So it was Work Experience Week in secondary school and you spent a few days taking advantage of the free hot drinks at the local shop. Or maybe you sat in your well-meaning local MP’s office attempting to look busy. While this is perfectly harmless, if your perfect internship or job could be landed with just a politely worded email to a distant great aunt, could you honestly say you would feel guilty grabbing the opportunity? Of course not. And it is natural for parents, who want the best for their children, to use their contacts to help their offspring get a foot in the door.
But as a developed society that has moved beyond a tribal existence and which requires more than just a surname and blood relatives as qualifications, one must question the integrity of this underhanded system. We would undoubtedly question the competency of a surgeon whose family dragged him through medical school unwillingly, or perhaps even a pretty celebrity chef who happens to have a particularly famous grandfather (yes, Miss Dahl, put the wooden spoon down you’re not fooling anyone). Yet the existence of the Bush family line of presidents and senators, the Al Fayed empire, the Murdoch media, the Gadaffis and even our very own Royal Family, shows simply which family you are born into can secure you a life of success whichever career path you choose.

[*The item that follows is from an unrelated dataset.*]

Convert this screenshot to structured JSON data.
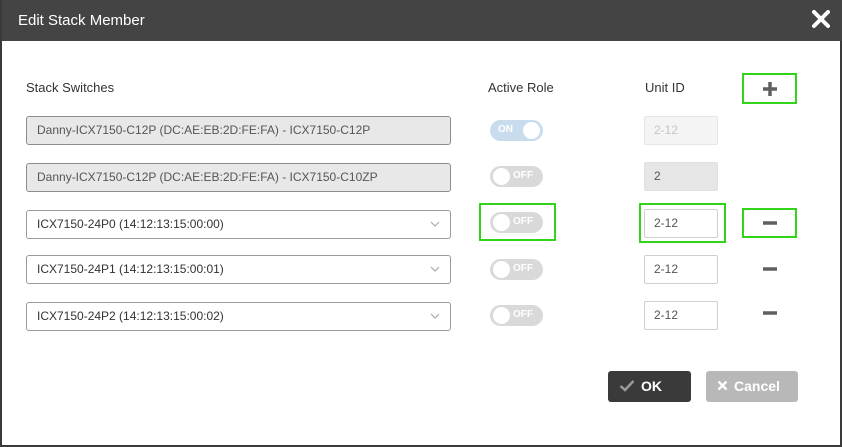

One of Nick Clegg’s more recent embarrassments was his admittance that in his youth, his wealthy banker father helped him secure a work experience placement in a Finnish bank. Quite the hypocritical statement taking into account that he had previously spoken out against ‘tennis club parents’ monopolizing internships for their children. “I think the whole system was wrong,” he added, “I am not the slightest bit ashamed of saying that we all inhabited a system that was wrong.”
Very modestly spoken, but it is plain to see that our current prime minister shares a typically upper-class view on nepotism in the workplace. Mr. Cameron told The Daily Telegraph that he was “very relaxed” about helping out friends and family with internships at Downing Street, and would in fact be welcoming a neighbour for a work experience week imminently. The PM said he himself experienced a “definite leg-up internship” at his father’s stockbroker firm in the past. Of course, his comments caused an uproar and immediately the credentials of this lucky neighbour (definitely from the local comp, not a private school) were questioned.
But Mr. Cameron’s attitude only emphasizes the plain unfairness of a system such as this. While the lucky 7% of charmingly articulate, well-connected private school students have an advantage, as well as the provisions to take on unpaid internships, the majority of school-leavers and graduates are left to sink or swim. Gus Baker from pressure group Intern Aware said: “He might think he’s giving his neighbour a leg up, but what he’s actually doing is pushing down other talented young people who aren’t lucky enough to live next door to the PM.”
That is not to say that those who are well connected are devoid of all talent, but we must question an unfair system of internships, which reinforces privilege and may be keeping new talent out. Nigella Lawson’s lip-smacking cookery books and programs may not have made the grade against Michelin–starred chefs if her dad had not been Chancellor of the Exchequer or if she’d missed out on her Oxford education. I have found that even in the intensely competitive world of journalism, there are disappointingly poor articles from descendants of authors, politicians and socialites who are too given priority over new names.
Although chances are slim for those unknowns with no handy family connections, and a home far away from the plethora of opportunities in London, there are a few success stories to look up to. Cheryl Cole sprung from anonymity to super-stardom with a cheeky Geordie wink and sheer grit and determination. Barack Obama was just a mixed race boy from a single parent family in Hawaii before he undertook years of gruelling voluntary community work, fighting many prejudices and closed doors on his path to the White House. Unfortunately, these examples are few and far between. The rich and privileged are invited to a party of prize giving that the less well connected don’t know is even happening. Nepotism isn’t acceptable, but it is inevitable.
Jessica Farrugia Sharples